◆ Task to carry out
Your task is to copy each line of the material below that includes "Juanito".

◆ Given information
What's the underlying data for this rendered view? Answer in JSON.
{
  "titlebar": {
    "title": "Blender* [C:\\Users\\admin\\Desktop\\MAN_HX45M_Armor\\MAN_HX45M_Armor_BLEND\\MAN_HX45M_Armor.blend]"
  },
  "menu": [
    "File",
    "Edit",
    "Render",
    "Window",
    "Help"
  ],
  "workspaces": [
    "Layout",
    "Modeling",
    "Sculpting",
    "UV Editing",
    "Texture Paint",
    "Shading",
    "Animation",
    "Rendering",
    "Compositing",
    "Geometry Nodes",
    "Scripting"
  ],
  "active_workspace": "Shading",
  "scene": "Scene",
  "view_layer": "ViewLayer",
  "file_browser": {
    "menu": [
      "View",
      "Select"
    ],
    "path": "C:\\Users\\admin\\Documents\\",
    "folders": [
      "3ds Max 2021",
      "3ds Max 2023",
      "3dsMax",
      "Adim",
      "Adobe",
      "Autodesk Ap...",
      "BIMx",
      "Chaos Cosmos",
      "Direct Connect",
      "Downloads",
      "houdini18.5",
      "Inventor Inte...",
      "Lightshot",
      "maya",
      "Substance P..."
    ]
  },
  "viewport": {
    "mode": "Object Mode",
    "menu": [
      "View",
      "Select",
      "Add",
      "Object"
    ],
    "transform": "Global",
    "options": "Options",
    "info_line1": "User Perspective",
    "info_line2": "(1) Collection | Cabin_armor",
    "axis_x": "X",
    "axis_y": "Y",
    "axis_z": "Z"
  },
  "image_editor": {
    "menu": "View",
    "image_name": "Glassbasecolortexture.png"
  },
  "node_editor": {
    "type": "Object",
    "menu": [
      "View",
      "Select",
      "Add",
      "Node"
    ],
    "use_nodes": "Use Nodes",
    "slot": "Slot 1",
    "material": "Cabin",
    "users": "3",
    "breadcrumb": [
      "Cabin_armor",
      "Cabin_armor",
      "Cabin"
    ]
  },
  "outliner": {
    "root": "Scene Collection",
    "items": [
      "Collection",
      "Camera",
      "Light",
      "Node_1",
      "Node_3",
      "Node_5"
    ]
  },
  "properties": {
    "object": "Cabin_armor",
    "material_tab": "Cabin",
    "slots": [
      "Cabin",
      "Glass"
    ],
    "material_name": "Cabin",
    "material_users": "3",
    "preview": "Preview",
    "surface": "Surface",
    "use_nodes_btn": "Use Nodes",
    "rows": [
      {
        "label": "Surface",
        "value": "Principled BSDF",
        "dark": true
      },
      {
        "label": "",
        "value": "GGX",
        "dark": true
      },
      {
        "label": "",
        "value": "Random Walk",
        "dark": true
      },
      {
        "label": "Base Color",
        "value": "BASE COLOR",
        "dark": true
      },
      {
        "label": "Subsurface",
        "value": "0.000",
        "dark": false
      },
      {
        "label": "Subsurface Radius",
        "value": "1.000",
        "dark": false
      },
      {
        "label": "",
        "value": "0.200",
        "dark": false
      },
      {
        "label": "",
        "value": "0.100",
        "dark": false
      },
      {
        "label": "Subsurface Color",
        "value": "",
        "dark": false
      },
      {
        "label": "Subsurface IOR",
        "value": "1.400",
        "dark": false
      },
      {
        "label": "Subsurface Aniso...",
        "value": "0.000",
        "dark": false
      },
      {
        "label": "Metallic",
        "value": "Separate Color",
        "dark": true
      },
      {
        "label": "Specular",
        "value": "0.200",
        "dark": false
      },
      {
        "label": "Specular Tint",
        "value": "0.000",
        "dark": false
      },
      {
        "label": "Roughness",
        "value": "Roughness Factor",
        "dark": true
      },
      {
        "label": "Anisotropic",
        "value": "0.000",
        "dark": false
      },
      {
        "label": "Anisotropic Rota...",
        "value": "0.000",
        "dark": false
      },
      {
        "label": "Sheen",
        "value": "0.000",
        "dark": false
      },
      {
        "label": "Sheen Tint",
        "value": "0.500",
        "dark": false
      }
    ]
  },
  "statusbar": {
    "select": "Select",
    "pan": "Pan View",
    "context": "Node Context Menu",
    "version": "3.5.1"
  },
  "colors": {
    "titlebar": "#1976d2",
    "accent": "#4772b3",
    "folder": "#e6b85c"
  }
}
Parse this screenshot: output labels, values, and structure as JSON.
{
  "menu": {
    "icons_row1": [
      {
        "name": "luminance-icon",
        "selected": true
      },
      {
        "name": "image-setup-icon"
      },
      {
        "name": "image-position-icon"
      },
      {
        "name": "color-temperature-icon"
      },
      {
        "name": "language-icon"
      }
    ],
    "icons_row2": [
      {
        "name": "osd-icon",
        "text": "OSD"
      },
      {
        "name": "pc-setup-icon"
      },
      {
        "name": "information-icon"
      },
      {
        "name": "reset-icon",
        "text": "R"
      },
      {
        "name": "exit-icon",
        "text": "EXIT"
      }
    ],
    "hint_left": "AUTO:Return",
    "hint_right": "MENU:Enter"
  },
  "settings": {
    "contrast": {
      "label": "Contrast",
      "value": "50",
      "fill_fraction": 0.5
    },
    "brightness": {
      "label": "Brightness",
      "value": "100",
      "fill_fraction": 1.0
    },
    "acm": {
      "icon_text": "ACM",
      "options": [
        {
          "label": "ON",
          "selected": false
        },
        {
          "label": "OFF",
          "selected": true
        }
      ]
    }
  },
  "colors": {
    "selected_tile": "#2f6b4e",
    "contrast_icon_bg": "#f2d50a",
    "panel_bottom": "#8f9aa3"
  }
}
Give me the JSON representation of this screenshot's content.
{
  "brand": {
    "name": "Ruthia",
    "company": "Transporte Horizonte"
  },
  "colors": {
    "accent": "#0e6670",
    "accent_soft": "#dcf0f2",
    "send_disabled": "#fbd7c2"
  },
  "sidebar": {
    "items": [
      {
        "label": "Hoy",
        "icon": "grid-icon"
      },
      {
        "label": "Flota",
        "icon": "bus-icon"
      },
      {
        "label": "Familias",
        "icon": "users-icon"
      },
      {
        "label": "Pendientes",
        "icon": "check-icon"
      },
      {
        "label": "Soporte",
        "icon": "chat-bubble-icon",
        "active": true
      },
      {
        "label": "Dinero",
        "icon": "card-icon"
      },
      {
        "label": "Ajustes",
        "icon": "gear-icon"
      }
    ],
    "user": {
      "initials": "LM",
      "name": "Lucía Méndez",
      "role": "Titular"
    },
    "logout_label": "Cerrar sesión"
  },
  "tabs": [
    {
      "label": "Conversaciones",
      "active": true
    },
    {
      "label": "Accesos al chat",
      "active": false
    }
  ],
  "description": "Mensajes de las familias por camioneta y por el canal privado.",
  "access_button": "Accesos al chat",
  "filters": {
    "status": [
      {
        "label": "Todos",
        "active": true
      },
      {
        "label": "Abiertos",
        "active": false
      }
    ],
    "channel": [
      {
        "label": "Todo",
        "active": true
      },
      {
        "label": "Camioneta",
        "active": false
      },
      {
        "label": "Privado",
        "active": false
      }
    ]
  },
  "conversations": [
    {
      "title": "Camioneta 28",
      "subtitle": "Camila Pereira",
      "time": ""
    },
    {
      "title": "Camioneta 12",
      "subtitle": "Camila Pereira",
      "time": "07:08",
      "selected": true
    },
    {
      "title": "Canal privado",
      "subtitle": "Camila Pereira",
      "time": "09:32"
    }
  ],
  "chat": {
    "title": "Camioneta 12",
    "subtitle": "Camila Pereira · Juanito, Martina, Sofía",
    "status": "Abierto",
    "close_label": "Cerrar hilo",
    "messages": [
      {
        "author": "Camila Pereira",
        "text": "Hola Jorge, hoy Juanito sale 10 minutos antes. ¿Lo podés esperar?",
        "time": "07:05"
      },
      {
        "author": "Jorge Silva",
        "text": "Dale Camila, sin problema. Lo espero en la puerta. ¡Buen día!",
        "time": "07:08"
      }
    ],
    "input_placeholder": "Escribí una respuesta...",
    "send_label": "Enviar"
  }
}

◆ Output below
    "subtitle": "Camila Pereira · Juanito, Martina, Sofía",
        "text": "Hola Jorge, hoy Juanito sale 10 minutos antes. ¿Lo podés esperar?",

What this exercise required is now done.